  25. 25. . A police car drifted past and registeredsomewhere on the fringes of his awareness. Hisfingers fumbled and he restarted the segment. Headlights pierced the car’s interior,unveiling him from the protective darkness, and acruiser rolled to a stop behind him. He dropped his violin into his lap andwaited to see what the cop would do. The police officer stepped out. He cranked the window down. The cyclingof the police car’s engine drifted in with the breeze.Slow, deliberate footsteps crunched across thegravel. “Hi. How’re you doing?” the officer said. Too pleasant for the situation. And copsalways had that look. Like a mask. “Fine, thank you.” “Can I see your license, please?” They were trained to sound non-confrontational, yet had that “Don’t mess with me”expression. Something about the eyes. “Sure.” He twisted around to reach his backpocket. The bow rolled off his knees and landedsomewhere on the floor. His instinct was to rescue itfrom the dirt down there, but he fought the urge,and pulled the license from his wallet. The cop took it. “Thank you.” He bent over,panning his eyes over the interior of the car. “Who’sin there with you?” “No one.” “Waiting for someone?” “No.” “So what brings you out here at one in themorning?”

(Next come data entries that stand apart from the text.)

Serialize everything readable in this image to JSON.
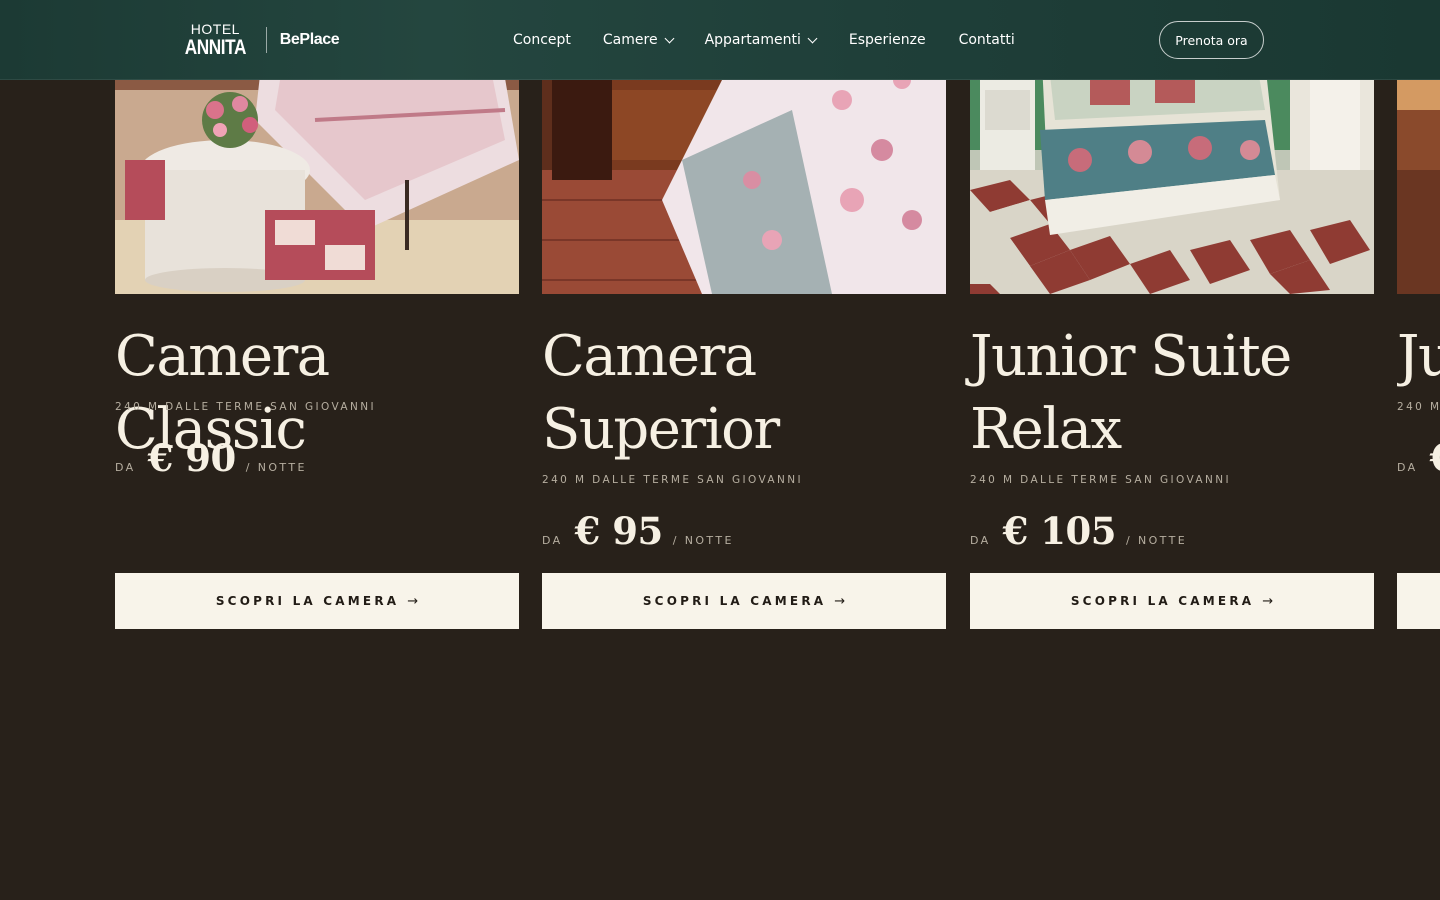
{
  "header": {
    "logo_hotel_line1": "HOTEL",
    "logo_hotel_line2": "ANNITA",
    "logo_beplace": "BePlace",
    "nav": {
      "concept": "Concept",
      "camere": "Camere",
      "appartamenti": "Appartamenti",
      "esperienze": "Esperienze",
      "contatti": "Contatti"
    },
    "book_label": "Prenota ora"
  },
  "rooms": [
    {
      "title": "Camera Classic",
      "distance": "240 M DALLE TERME SAN GIOVANNI",
      "price_prefix": "DA",
      "price": "€ 90",
      "price_suffix": "/ NOTTE",
      "cta": "SCOPRI LA CAMERA",
      "arrow": "→"
    },
    {
      "title": "Camera Superior",
      "distance": "240 M DALLE TERME SAN GIOVANNI",
      "price_prefix": "DA",
      "price": "€ 95",
      "price_suffix": "/ NOTTE",
      "cta": "SCOPRI LA CAMERA",
      "arrow": "→"
    },
    {
      "title": "Junior Suite Relax",
      "distance": "240 M DALLE TERME SAN GIOVANNI",
      "price_prefix": "DA",
      "price": "€ 105",
      "price_suffix": "/ NOTTE",
      "cta": "SCOPRI LA CAMERA",
      "arrow": "→"
    },
    {
      "title": "Ju",
      "distance": "240 M",
      "price_prefix": "DA",
      "price": "€",
      "price_suffix": "",
      "cta": "",
      "arrow": ""
    }
  ],
  "colors": {
    "page_bg": "#28211a",
    "header_bg": "#1f3f39",
    "button_bg": "#f8f4ea",
    "title_text": "#f6f0e3",
    "muted_text": "#b6aea0"
  }
}
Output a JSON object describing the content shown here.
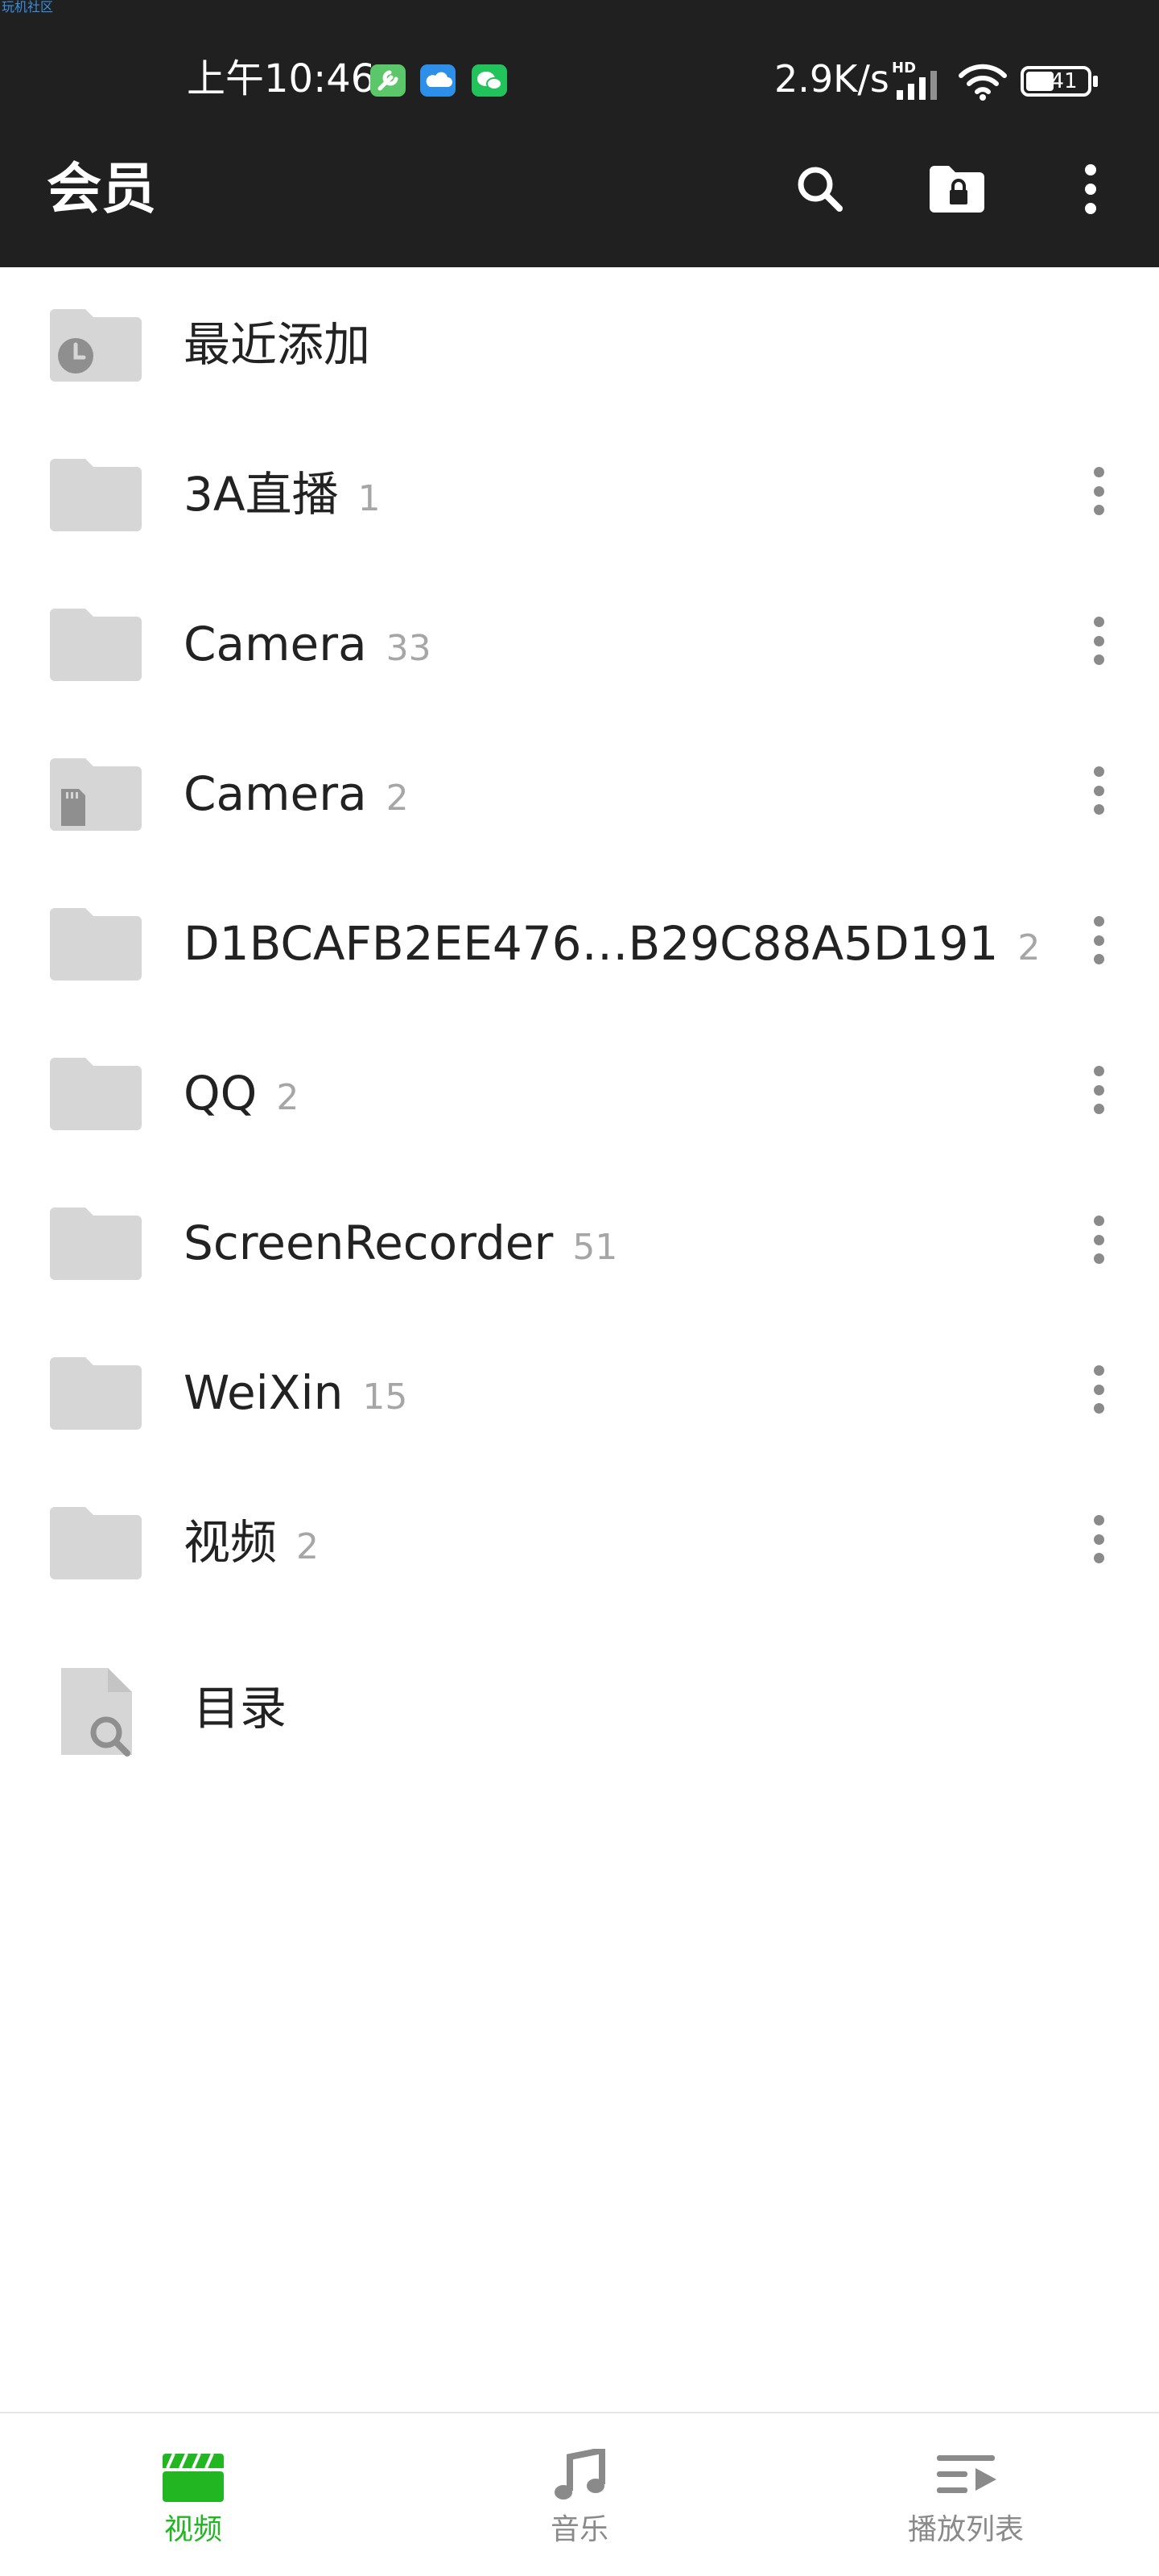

  26. 26. . He held up his electric violin by the neck. The cop’s eyes flickered for a split secondas he examined the strange metal form. “Is that aviolin?” “I’m practicing. This is the only place Iwon’t disturb anyone.” “I see.” The cop scanned the inside of thecar again, this time with his flashlight, revealing thefallen bow, open violin case, battery operatedamplifier, and a couple of empty coffee cups. The cop clicked off the flashlight and tookthe license to his car, turned on the interior light,and did some checking. While he waited, his heart pummeled in hischest. He did not know why, since there wasnothing to find. Finally, the cop returned. “Go home. Stophanging around schoolyards in the middle of thenight. It makes people nervous.” He handed backthe card. “Have a good night.” “Thank you. You too.” The officer walked back to his car andwaited until he pulled his Ford out onto the street.Only then did the cruiser drive away, irradiating thesleeping subdivision with its arc of departure. His heart still thumping, Bret watched theschool, where he’d finished sixth grade seven yearsago, recede in his rear view. The teacher who’dfought to promote his talents had long since movedon. 
  28. 28. website: www.ashby-bp.comcontact: